* Exercise inputs:
BEGIN
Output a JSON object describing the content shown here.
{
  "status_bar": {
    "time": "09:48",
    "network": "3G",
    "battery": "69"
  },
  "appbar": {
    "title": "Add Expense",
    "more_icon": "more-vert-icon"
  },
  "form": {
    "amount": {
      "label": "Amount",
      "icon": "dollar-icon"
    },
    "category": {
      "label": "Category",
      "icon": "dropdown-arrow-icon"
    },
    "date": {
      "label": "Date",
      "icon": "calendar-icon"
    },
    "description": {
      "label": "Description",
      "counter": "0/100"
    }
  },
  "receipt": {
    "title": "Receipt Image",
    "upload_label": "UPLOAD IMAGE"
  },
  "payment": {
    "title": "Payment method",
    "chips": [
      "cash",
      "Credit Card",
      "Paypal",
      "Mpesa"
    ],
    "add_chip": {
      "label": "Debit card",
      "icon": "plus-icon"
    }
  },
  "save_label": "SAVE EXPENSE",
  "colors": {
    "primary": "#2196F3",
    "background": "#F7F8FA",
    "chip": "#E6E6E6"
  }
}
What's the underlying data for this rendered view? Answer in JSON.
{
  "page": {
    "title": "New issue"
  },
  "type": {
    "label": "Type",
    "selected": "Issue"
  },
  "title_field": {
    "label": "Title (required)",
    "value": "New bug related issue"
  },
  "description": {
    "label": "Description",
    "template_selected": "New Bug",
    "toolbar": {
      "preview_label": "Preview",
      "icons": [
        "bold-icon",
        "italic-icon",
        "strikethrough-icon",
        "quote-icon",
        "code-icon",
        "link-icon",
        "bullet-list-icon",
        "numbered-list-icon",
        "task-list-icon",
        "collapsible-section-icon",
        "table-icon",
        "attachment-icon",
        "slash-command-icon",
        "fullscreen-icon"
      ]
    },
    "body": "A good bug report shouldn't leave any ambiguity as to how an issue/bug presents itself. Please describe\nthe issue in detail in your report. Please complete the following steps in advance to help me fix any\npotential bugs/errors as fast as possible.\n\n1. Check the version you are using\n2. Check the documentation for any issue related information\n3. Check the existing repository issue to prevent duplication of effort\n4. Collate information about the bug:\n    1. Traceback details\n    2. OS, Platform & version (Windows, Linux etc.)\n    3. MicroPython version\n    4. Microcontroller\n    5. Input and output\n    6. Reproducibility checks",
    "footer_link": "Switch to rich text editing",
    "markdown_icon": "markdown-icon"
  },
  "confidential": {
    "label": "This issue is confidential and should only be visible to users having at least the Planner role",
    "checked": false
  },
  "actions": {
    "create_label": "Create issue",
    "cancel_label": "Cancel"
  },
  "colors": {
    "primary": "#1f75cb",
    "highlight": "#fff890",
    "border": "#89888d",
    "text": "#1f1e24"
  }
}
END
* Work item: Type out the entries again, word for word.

* Answer to this exercise:
Output a JSON object describing the content shown here.
{
  "status_bar": {
    "time": "09:48",
    "network": "3G",
    "battery": "69"
  },
  "appbar": {
    "title": "Add Expense",
    "more_icon": "more-vert-icon"
  },
  "form": {
    "amount": {
      "label": "Amount",
      "icon": "dollar-icon"
    },
    "category": {
      "label": "Category",
      "icon": "dropdown-arrow-icon"
    },
    "date": {
      "label": "Date",
      "icon": "calendar-icon"
    },
    "description": {
      "label": "Description",
      "counter": "0/100"
    }
  },
  "receipt": {
    "title": "Receipt Image",
    "upload_label": "UPLOAD IMAGE"
  },
  "payment": {
    "title": "Payment method",
    "chips": [
      "cash",
      "Credit Card",
      "Paypal",
      "Mpesa"
    ],
    "add_chip": {
      "label": "Debit card",
      "icon": "plus-icon"
    }
  },
  "save_label": "SAVE EXPENSE",
  "colors": {
    "primary": "#2196F3",
    "background": "#F7F8FA",
    "chip": "#E6E6E6"
  }
}
What's the underlying data for this rendered view? Answer in JSON.
{
  "page": {
    "title": "New issue"
  },
  "type": {
    "label": "Type",
    "selected": "Issue"
  },
  "title_field": {
    "label": "Title (required)",
    "value": "New bug related issue"
  },
  "description": {
    "label": "Description",
    "template_selected": "New Bug",
    "toolbar": {
      "preview_label": "Preview",
      "icons": [
        "bold-icon",
        "italic-icon",
        "strikethrough-icon",
        "quote-icon",
        "code-icon",
        "link-icon",
        "bullet-list-icon",
        "numbered-list-icon",
        "task-list-icon",
        "collapsible-section-icon",
        "table-icon",
        "attachment-icon",
        "slash-command-icon",
        "fullscreen-icon"
      ]
    },
    "body": "A good bug report shouldn't leave any ambiguity as to how an issue/bug presents itself. Please describe\nthe issue in detail in your report. Please complete the following steps in advance to help me fix any\npotential bugs/errors as fast as possible.\n\n1. Check the version you are using\n2. Check the documentation for any issue related information\n3. Check the existing repository issue to prevent duplication of effort\n4. Collate information about the bug:\n    1. Traceback details\n    2. OS, Platform & version (Windows, Linux etc.)\n    3. MicroPython version\n    4. Microcontroller\n    5. Input and output\n    6. Reproducibility checks",
    "footer_link": "Switch to rich text editing",
    "markdown_icon": "markdown-icon"
  },
  "confidential": {
    "label": "This issue is confidential and should only be visible to users having at least the Planner role",
    "checked": false
  },
  "actions": {
    "create_label": "Create issue",
    "cancel_label": "Cancel"
  },
  "colors": {
    "primary": "#1f75cb",
    "highlight": "#fff890",
    "border": "#89888d",
    "text": "#1f1e24"
  }
}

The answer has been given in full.